### PROVIDED MATERIAL
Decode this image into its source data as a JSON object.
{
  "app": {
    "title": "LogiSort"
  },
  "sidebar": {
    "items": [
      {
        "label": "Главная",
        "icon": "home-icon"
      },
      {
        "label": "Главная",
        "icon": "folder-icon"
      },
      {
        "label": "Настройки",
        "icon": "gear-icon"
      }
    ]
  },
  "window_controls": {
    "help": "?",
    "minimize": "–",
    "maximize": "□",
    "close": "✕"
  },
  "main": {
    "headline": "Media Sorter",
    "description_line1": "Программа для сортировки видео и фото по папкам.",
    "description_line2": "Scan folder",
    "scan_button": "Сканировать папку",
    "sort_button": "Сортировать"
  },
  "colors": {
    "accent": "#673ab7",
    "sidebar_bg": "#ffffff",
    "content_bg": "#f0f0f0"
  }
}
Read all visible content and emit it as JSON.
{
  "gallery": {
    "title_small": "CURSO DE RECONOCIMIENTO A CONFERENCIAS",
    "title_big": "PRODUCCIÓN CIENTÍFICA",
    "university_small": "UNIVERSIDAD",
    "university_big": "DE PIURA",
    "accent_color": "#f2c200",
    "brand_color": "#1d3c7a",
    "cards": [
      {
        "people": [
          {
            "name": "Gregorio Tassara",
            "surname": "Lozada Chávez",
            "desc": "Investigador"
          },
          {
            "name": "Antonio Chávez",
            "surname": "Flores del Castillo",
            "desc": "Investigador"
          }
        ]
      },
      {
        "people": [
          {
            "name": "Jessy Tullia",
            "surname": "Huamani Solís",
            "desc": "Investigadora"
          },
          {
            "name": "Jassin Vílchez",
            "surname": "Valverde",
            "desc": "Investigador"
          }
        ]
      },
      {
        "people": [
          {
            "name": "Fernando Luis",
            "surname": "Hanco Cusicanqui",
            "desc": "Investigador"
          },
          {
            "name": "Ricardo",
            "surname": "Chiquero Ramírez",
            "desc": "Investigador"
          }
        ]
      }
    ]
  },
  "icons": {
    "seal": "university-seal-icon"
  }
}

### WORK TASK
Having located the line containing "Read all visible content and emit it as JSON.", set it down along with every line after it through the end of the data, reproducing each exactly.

### RESPONSE TO THE TASK
Read all visible content and emit it as JSON.
{
  "gallery": {
    "title_small": "CURSO DE RECONOCIMIENTO A CONFERENCIAS",
    "title_big": "PRODUCCIÓN CIENTÍFICA",
    "university_small": "UNIVERSIDAD",
    "university_big": "DE PIURA",
    "accent_color": "#f2c200",
    "brand_color": "#1d3c7a",
    "cards": [
      {
        "people": [
          {
            "name": "Gregorio Tassara",
            "surname": "Lozada Chávez",
            "desc": "Investigador"
          },
          {
            "name": "Antonio Chávez",
            "surname": "Flores del Castillo",
            "desc": "Investigador"
          }
        ]
      },
      {
        "people": [
          {
            "name": "Jessy Tullia",
            "surname": "Huamani Solís",
            "desc": "Investigadora"
          },
          {
            "name": "Jassin Vílchez",
            "surname": "Valverde",
            "desc": "Investigador"
          }
        ]
      },
      {
        "people": [
          {
            "name": "Fernando Luis",
            "surname": "Hanco Cusicanqui",
            "desc": "Investigador"
          },
          {
            "name": "Ricardo",
            "surname": "Chiquero Ramírez",
            "desc": "Investigador"
          }
        ]
      }
    ]
  },
  "icons": {
    "seal": "university-seal-icon"
  }
}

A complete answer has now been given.